CNN reported earlier today that coronavirus patients taking hydroxychloroquine, a treatment touted by President Trump, were no less likely to need mechanical ventilation and had higher death rates compared to those who did not take the drug, according to a study of hundreds of patients at United States Veterans Health Administration medical centers.
“What [the] FDA is going to require is data from clinical trials, randomized clinical trials … to actually make a definitive decision around safety and efficacy,” Hahn said during the news conference.
“But the preliminary data are helpful to providers. And doctors, I want to ask them to incorporate the data as we have it come forward. And it’s not definitive data. It doesn’t help us make a decision from a regulatory point of view, but doctors should incorporate that in the decision-making they make on a one-on-one basis,” he added.
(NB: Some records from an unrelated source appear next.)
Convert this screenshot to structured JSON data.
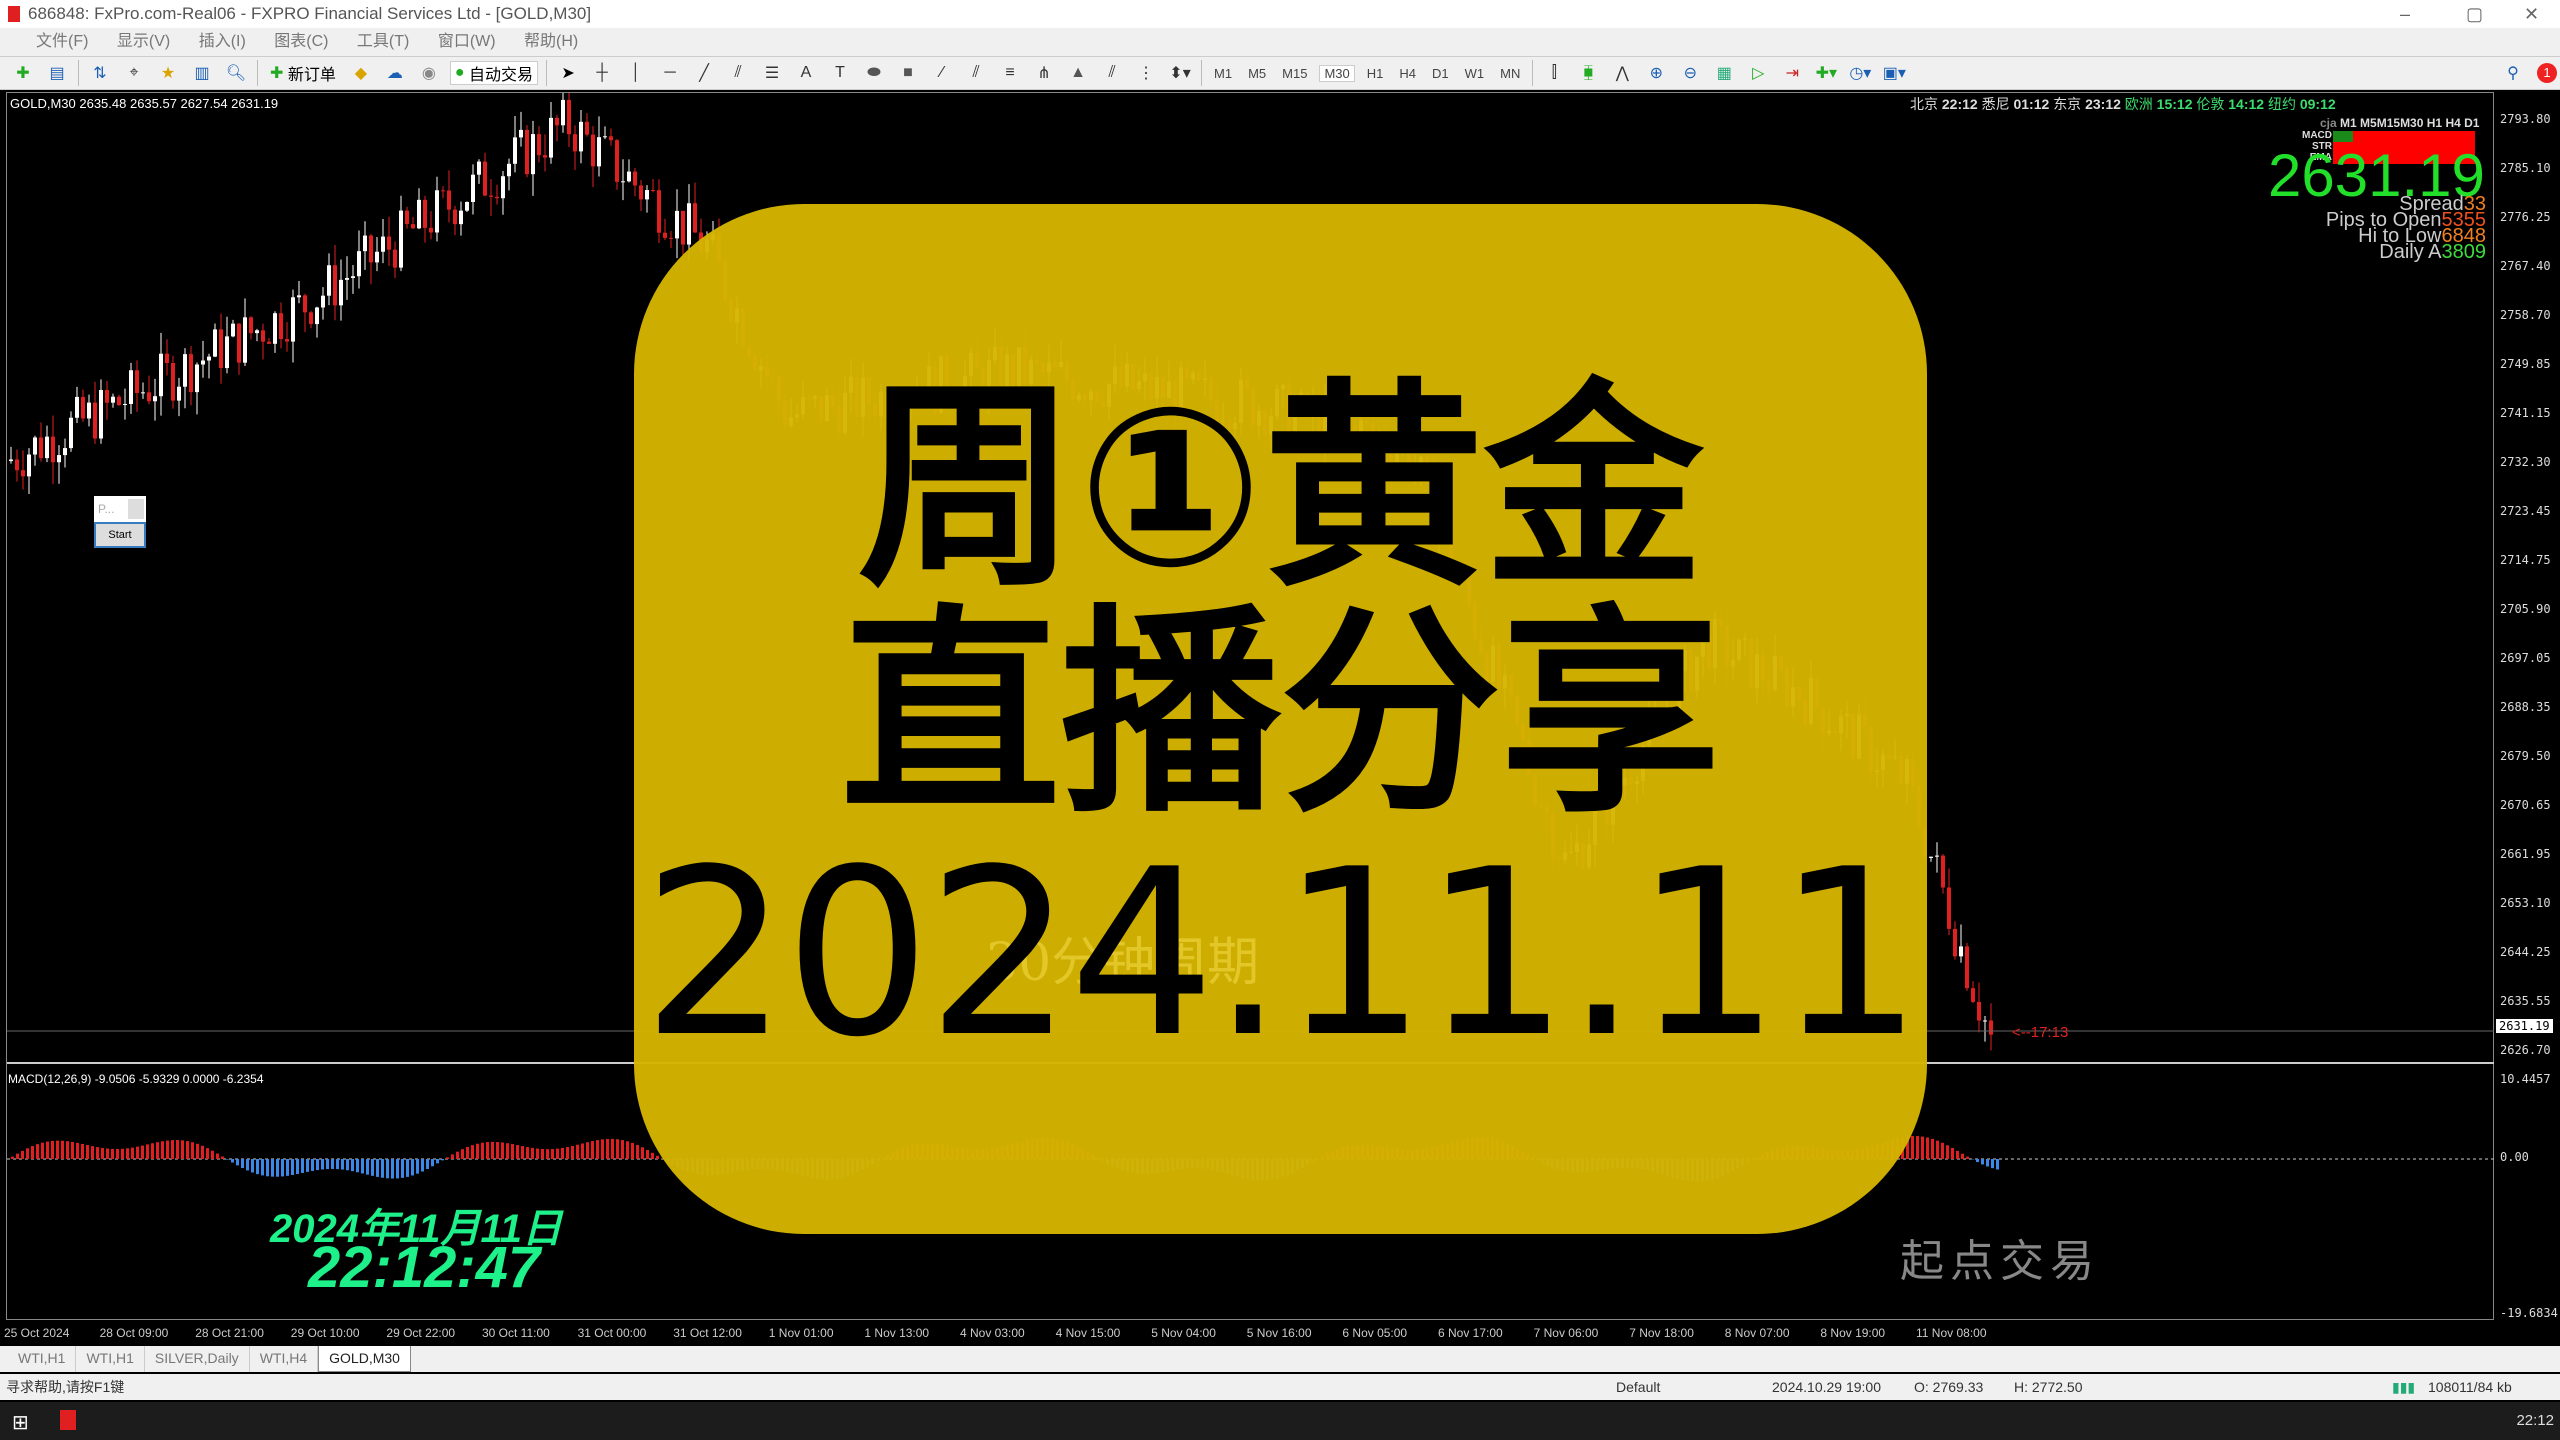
{
  "window": {
    "title": "686848: FxPro.com-Real06 - FXPRO Financial Services Ltd - [GOLD,M30]"
  },
  "menu": [
    "文件(F)",
    "显示(V)",
    "插入(I)",
    "图表(C)",
    "工具(T)",
    "窗口(W)",
    "帮助(H)"
  ],
  "toolbar": {
    "new_order": "新订单",
    "auto_trading": "自动交易",
    "timeframes": [
      "M1",
      "M5",
      "M15",
      "M30",
      "H1",
      "H4",
      "D1",
      "W1",
      "MN"
    ],
    "active_timeframe": "M30",
    "notification_count": "1"
  },
  "chart": {
    "ohlc_label": "GOLD,M30  2635.48 2635.57 2627.54 2631.19",
    "clocks": [
      {
        "city": "北京",
        "time": "22:12"
      },
      {
        "city": "悉尼",
        "time": "01:12"
      },
      {
        "city": "东京",
        "time": "23:12"
      },
      {
        "city": "欧洲",
        "time": "15:12"
      },
      {
        "city": "伦敦",
        "time": "14:12"
      },
      {
        "city": "纽约",
        "time": "09:12"
      }
    ],
    "indicator_panel": {
      "header": [
        "cja",
        "M1",
        "M5",
        "M15",
        "M30",
        "H1",
        "H4",
        "D1"
      ],
      "rows": [
        "MACD",
        "STR",
        "EMA"
      ]
    },
    "current_price": "2631.19",
    "stats": [
      {
        "label": "Spread",
        "value": "33",
        "color": "#f08020"
      },
      {
        "label": "Pips to Open",
        "value": "5355",
        "color": "#f05020"
      },
      {
        "label": "Hi to Low",
        "value": "6848",
        "color": "#f08020"
      },
      {
        "label": "Daily A",
        "value": "3809",
        "color": "#3ddc3d"
      }
    ],
    "price_axis": [
      "2793.80",
      "2785.10",
      "2776.25",
      "2767.40",
      "2758.70",
      "2749.85",
      "2741.15",
      "2732.30",
      "2723.45",
      "2714.75",
      "2705.90",
      "2697.05",
      "2688.35",
      "2679.50",
      "2670.65",
      "2661.95",
      "2653.10",
      "2644.25",
      "2635.55",
      "2626.70"
    ],
    "price_marker": "2631.19",
    "countdown": "<--17:13",
    "panel": {
      "field_placeholder": "P...",
      "start_label": "Start"
    },
    "overlay": {
      "line1": "周①黄金",
      "line2": "直播分享",
      "line3": "2024.11.11",
      "watermark": "30分钟周期",
      "color": "#d4b400"
    },
    "macd": {
      "label": "MACD(12,26,9) -9.0506 -5.9329 0.0000 -6.2354",
      "axis": [
        "10.4457",
        "0.00",
        "-19.6834"
      ]
    },
    "date_stamp": "2024年11月11日",
    "time_stamp": "22:12:47",
    "brand": "起点交易",
    "time_axis": [
      "25 Oct 2024",
      "28 Oct 09:00",
      "28 Oct 21:00",
      "29 Oct 10:00",
      "29 Oct 22:00",
      "30 Oct 11:00",
      "31 Oct 00:00",
      "31 Oct 12:00",
      "1 Nov 01:00",
      "1 Nov 13:00",
      "4 Nov 03:00",
      "4 Nov 15:00",
      "5 Nov 04:00",
      "5 Nov 16:00",
      "6 Nov 05:00",
      "6 Nov 17:00",
      "7 Nov 06:00",
      "7 Nov 18:00",
      "8 Nov 07:00",
      "8 Nov 19:00",
      "11 Nov 08:00"
    ]
  },
  "tabs": [
    {
      "label": "WTI,H1"
    },
    {
      "label": "WTI,H1"
    },
    {
      "label": "SILVER,Daily"
    },
    {
      "label": "WTI,H4"
    },
    {
      "label": "GOLD,M30",
      "active": true
    }
  ],
  "status": {
    "help": "寻求帮助,请按F1键",
    "profile": "Default",
    "date": "2024.10.29 19:00",
    "open": "O: 2769.33",
    "high": "H: 2772.50",
    "traffic": "108011/84 kb"
  },
  "taskbar": {
    "time": "22:12"
  }
}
Speaking about the VA study, Trump said, “I don’t know the report. Obviously there have been some good reports. Perhaps this one’s not a good report. But we’ll be looking at it.”
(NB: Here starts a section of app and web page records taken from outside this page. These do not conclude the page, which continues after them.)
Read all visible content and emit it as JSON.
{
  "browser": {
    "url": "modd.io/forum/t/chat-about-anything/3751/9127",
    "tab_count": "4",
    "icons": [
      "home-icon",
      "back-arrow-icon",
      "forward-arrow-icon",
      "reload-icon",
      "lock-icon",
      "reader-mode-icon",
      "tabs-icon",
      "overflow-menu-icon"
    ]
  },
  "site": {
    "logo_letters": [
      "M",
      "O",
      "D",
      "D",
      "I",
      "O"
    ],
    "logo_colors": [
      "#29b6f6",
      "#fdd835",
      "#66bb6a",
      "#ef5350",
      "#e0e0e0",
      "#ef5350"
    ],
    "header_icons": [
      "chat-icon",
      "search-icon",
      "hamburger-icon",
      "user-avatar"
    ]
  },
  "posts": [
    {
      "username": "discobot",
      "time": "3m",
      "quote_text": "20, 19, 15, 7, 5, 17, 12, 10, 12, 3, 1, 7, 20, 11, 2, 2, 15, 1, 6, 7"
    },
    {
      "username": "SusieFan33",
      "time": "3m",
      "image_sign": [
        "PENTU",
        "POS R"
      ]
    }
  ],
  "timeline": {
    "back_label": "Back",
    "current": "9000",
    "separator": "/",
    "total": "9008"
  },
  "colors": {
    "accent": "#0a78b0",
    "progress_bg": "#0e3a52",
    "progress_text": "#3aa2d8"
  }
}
The President did not have anything to say about a recent National Institutes of Health panel advising against the use of hydroxychloroquine in combination with Zithromax, an antibiotic more commonly referred to as a z-pak, only saying he’s “always willing to take a look.”
Dr. Deborah Birx was asked about the possibility that a second wave of coronavirus, paired with seasonal flu, could be worse than the first and how that figures in with plans to reopen the country.
Here's what she said:
"We were very clear in the guidelines that we believe we can monitor, again, monitor communities at the community level by using the influenza-like illness. And this syndromic, respiratory, and gastrointestinal component of this particular virus."
Birx added that they are working to build testing capacity and it's important to "have testing in place."
Pressed again on whether she thinks a second wave could be worse, Birx said, "I don’t know if it will be worse, I think this has been pretty bad."
She continued: "When you see what happened in New York, that was very bad. I believe that we'll have early warning signals both from our surveillance that we've been talking about in these vulnerable populations. We’re going to continue that surveillance from now all the way through to be able to give us that early warning signal."
More on this: Robert Redfield, the director of the Centers for Disease Control and Prevention told The Washington Post in an interview, that a second coronavirus outbreak could emerge this winter in conjunction with the flu season to make for an even more dire health crisis.